THE PROBLEM
Scan the entries below for the word "JSON". Copy each line that has it.
┄┄┄┄┄┄┄┄┄┄
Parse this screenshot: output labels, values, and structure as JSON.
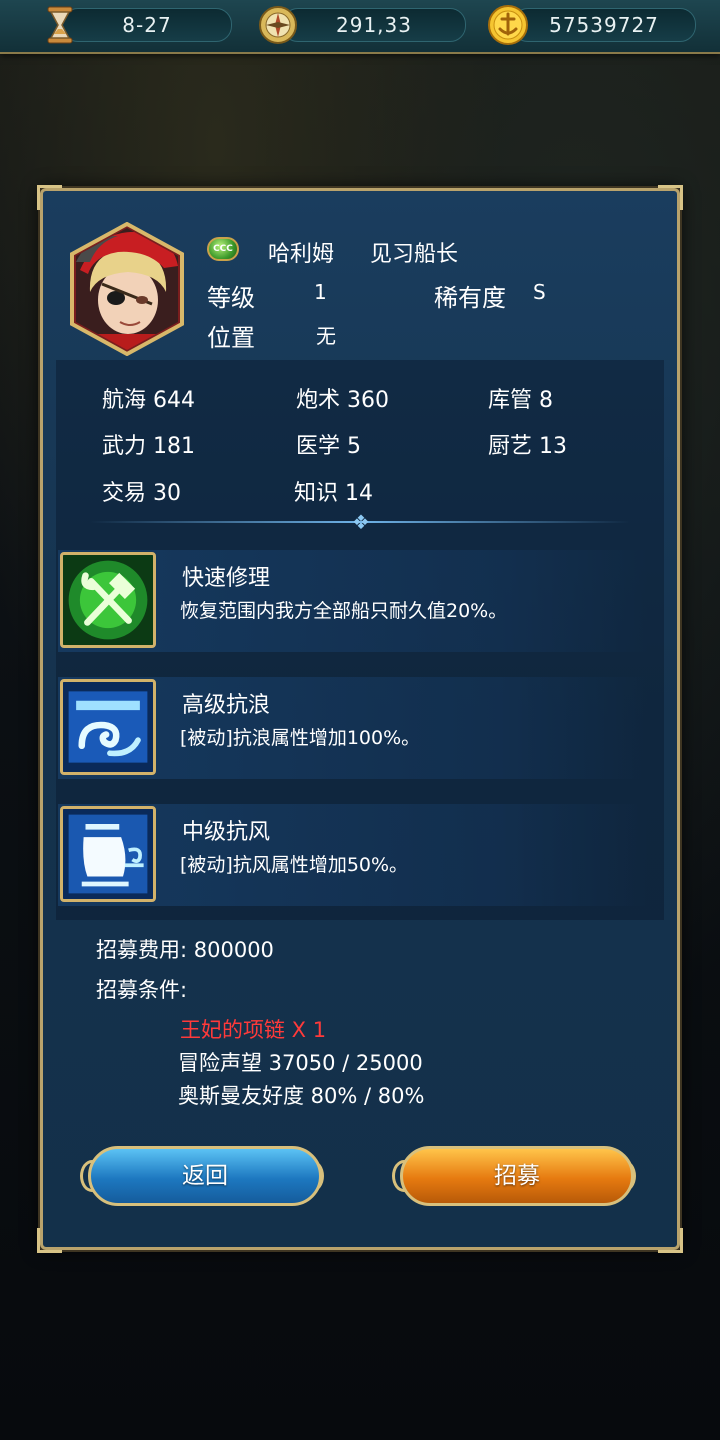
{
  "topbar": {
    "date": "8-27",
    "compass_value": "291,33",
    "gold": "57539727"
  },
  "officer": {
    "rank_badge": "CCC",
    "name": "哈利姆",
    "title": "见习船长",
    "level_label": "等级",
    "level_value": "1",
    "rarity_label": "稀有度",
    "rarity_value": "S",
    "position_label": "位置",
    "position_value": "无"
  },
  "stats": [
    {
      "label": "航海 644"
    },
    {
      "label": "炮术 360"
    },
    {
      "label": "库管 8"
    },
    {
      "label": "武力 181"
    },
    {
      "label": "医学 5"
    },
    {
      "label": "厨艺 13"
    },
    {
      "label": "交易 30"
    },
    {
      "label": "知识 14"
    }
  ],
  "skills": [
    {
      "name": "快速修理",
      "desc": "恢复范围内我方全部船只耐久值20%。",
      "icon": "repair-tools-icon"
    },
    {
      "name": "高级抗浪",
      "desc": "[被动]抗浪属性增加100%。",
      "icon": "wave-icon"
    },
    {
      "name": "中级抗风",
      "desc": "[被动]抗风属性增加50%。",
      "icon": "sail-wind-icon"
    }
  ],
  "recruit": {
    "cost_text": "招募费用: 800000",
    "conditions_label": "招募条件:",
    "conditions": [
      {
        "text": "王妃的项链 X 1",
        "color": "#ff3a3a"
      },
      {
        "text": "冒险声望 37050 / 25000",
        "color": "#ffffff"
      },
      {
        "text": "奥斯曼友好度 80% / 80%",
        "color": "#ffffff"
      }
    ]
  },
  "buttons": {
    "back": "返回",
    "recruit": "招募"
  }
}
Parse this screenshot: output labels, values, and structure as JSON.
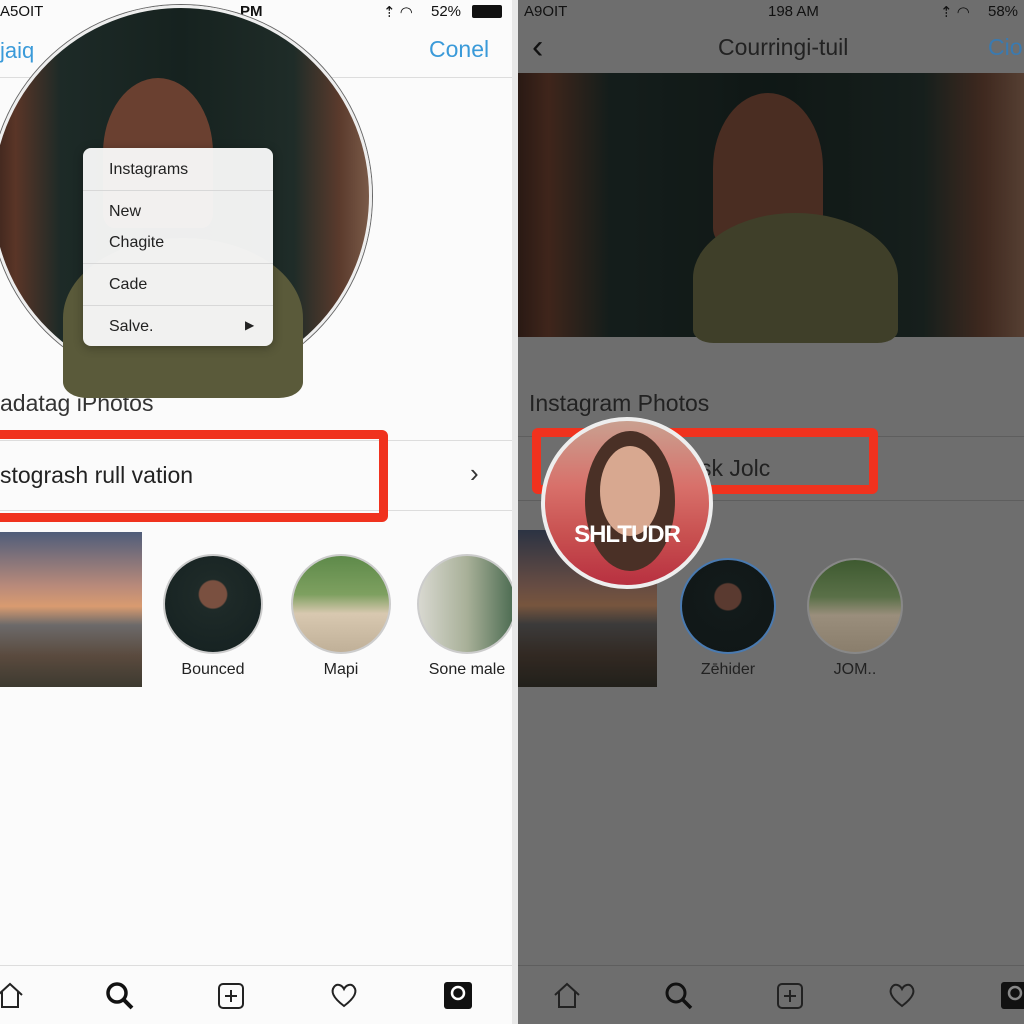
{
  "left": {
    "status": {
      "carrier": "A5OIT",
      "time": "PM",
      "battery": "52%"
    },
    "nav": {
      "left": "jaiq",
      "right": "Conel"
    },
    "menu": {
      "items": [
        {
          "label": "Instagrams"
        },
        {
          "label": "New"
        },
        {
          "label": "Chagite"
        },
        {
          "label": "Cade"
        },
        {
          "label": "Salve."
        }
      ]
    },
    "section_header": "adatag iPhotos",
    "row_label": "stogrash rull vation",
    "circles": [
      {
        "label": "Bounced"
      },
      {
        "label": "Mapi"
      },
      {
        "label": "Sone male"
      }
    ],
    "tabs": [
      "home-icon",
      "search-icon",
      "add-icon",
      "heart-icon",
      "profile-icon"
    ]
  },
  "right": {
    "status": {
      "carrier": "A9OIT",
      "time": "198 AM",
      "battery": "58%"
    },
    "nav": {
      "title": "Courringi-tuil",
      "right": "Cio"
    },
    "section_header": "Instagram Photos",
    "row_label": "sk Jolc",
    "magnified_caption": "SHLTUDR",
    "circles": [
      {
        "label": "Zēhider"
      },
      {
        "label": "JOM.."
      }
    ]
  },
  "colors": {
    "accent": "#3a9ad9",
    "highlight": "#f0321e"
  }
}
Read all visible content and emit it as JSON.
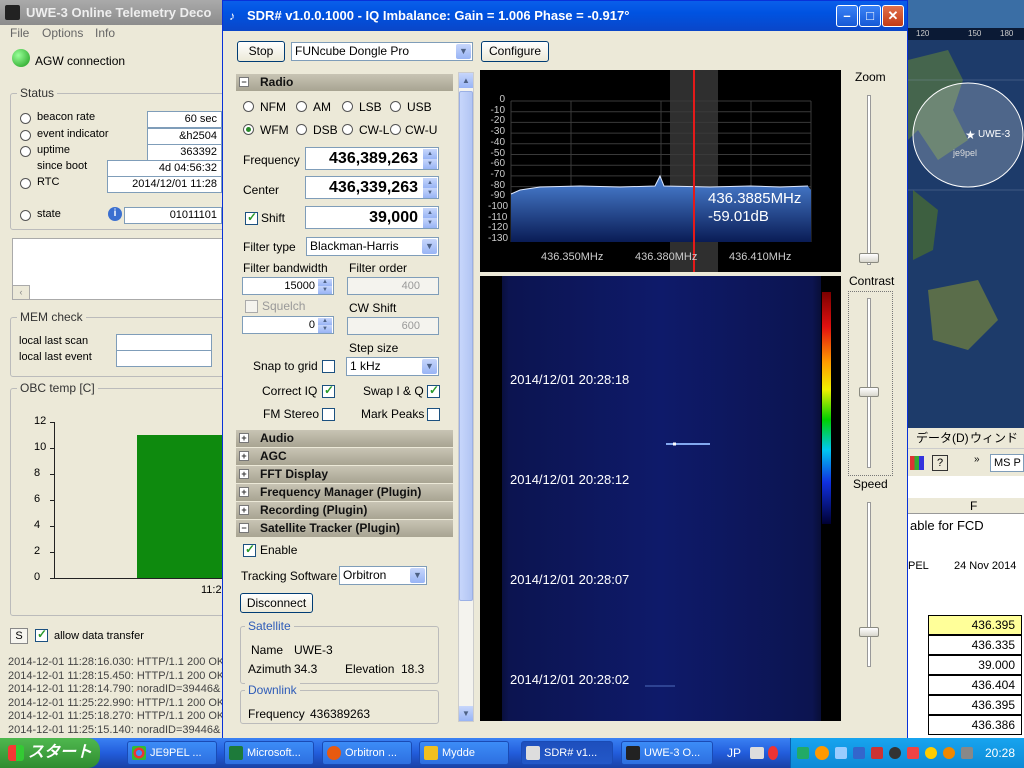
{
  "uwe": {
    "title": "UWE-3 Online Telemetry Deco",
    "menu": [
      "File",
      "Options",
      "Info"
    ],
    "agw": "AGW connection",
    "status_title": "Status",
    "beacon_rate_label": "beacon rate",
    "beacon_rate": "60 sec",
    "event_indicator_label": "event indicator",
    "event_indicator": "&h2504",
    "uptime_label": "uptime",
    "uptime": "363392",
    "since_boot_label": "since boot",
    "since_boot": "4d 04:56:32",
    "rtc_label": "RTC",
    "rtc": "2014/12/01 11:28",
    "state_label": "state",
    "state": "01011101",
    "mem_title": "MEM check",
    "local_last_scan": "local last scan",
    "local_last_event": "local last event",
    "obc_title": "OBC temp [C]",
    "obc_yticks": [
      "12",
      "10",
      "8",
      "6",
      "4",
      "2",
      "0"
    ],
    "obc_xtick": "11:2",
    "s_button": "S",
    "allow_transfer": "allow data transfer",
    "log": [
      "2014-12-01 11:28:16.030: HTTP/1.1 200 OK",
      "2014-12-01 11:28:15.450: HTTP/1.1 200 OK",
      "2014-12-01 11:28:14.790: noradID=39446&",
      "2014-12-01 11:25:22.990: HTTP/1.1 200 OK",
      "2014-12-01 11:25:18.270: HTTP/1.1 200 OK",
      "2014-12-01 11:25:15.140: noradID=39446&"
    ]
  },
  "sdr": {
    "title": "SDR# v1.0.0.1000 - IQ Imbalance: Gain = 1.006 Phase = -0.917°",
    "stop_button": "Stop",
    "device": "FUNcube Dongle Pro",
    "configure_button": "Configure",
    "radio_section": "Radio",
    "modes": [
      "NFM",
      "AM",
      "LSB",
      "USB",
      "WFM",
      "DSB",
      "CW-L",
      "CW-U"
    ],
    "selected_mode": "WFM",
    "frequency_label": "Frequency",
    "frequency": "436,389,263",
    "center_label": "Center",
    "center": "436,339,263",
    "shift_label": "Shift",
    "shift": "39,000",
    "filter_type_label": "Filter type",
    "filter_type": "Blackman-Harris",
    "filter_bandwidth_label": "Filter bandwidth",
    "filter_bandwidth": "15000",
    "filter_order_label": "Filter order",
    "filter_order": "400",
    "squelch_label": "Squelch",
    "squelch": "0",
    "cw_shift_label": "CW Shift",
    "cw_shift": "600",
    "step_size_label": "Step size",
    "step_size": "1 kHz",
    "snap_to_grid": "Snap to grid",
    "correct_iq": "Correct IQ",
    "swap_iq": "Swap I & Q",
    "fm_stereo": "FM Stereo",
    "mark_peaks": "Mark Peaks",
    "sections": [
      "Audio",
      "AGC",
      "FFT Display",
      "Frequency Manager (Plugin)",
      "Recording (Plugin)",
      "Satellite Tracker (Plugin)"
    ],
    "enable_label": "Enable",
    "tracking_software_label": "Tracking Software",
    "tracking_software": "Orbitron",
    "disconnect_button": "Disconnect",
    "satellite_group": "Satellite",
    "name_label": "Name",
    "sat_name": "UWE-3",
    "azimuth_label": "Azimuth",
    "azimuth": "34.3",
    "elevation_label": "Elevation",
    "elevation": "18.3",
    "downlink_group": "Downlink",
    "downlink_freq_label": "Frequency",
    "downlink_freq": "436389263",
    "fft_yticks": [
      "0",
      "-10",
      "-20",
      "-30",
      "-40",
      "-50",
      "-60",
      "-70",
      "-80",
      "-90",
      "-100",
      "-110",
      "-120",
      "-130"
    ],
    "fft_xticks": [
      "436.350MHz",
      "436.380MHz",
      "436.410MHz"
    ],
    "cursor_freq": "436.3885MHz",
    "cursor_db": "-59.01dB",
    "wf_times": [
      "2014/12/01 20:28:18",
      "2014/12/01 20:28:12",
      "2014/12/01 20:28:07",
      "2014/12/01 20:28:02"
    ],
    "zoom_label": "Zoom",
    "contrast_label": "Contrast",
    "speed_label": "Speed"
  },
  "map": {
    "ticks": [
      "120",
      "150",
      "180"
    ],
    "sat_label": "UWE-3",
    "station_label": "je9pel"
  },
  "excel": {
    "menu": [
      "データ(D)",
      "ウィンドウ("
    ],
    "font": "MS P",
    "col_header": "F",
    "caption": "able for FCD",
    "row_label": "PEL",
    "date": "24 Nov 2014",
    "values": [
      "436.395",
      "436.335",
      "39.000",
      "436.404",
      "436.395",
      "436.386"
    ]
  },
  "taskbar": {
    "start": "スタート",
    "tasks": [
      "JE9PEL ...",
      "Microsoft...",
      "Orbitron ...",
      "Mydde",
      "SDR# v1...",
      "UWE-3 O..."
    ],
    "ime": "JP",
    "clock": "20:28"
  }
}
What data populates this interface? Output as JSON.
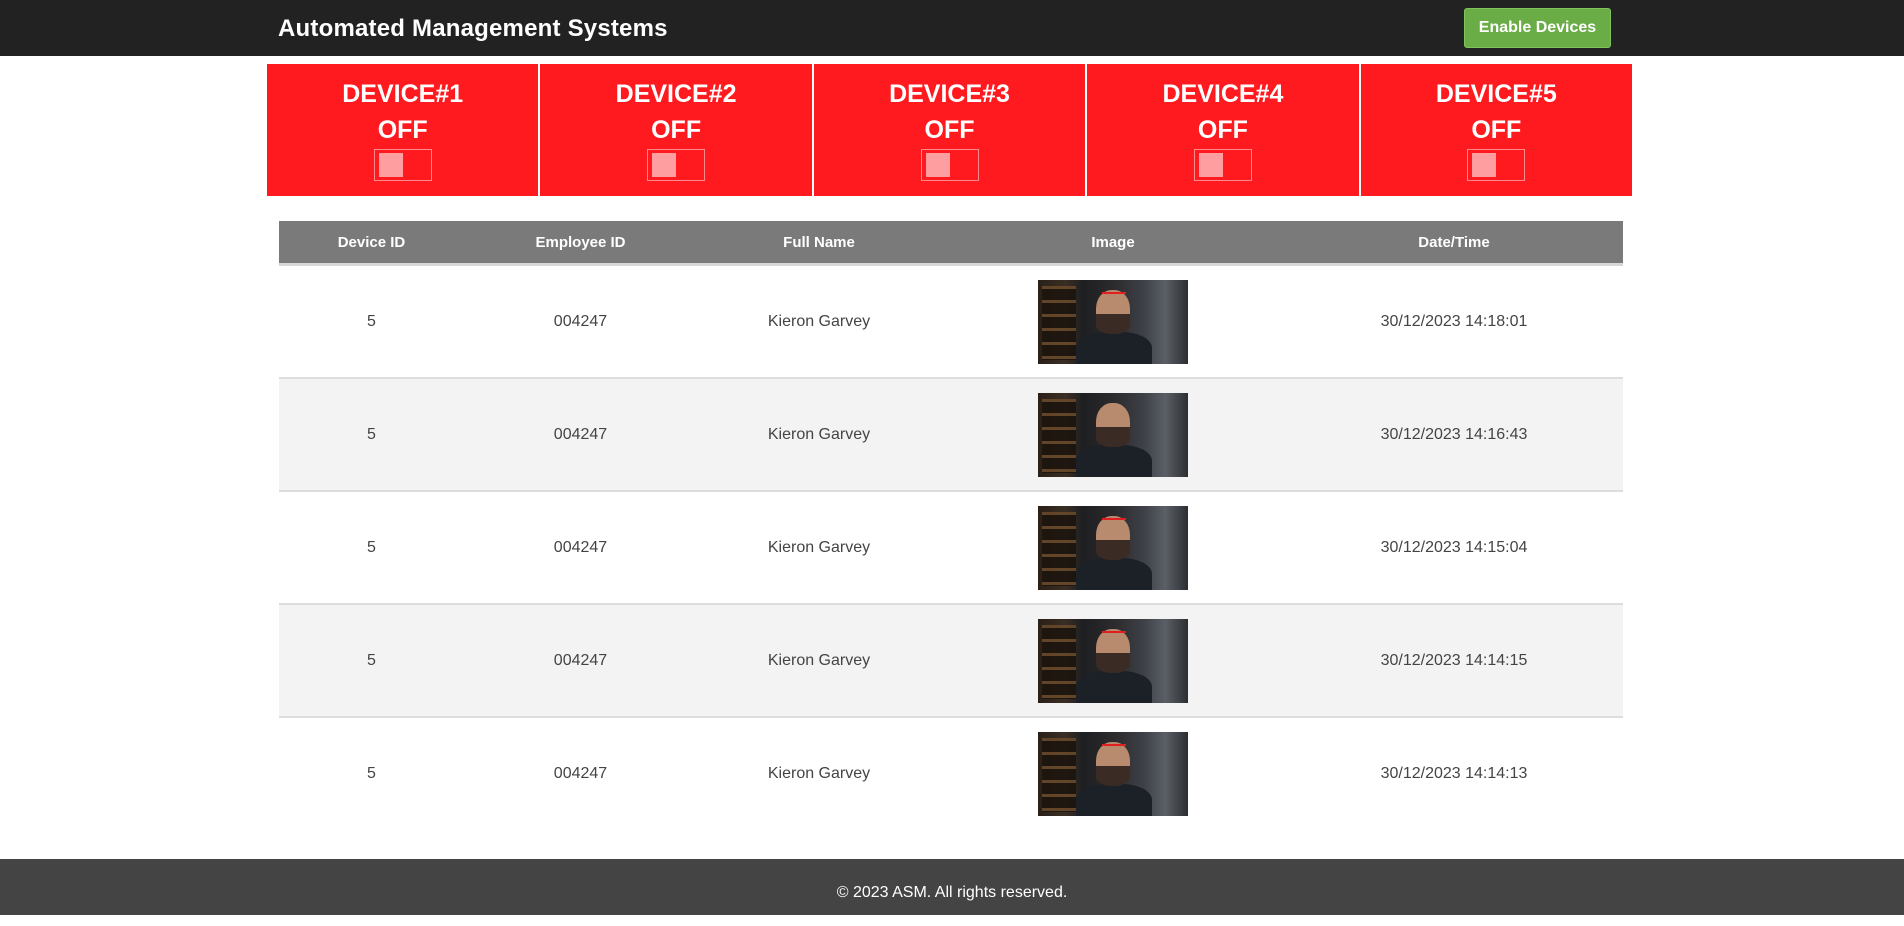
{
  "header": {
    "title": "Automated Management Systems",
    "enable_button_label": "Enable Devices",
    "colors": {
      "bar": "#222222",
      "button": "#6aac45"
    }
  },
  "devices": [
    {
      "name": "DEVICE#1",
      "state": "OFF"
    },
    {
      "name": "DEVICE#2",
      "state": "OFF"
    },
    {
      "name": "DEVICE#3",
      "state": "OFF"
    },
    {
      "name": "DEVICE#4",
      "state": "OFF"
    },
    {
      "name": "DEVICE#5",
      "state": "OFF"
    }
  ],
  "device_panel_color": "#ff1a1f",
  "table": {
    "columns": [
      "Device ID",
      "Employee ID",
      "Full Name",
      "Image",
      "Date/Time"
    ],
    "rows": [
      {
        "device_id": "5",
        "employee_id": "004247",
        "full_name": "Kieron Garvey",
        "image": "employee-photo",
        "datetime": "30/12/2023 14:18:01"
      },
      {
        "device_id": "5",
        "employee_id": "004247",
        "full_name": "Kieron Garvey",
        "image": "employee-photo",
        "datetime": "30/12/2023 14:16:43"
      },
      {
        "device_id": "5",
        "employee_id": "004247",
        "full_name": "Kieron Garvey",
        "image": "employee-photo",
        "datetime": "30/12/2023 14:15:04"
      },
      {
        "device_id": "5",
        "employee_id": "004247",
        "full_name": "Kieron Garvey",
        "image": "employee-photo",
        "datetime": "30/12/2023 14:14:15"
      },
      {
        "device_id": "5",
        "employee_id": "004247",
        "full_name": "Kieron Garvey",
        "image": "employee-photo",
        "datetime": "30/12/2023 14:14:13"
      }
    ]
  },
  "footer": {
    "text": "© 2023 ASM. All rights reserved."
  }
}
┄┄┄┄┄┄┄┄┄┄
COMPLETED EXERCISE
Parse this screenshot: output labels, values, and structure as JSON.
Parse this screenshot: output labels, values, and structure as JSON.
Read all visible content and emit it as JSON.
What data populates this interface? Output as JSON.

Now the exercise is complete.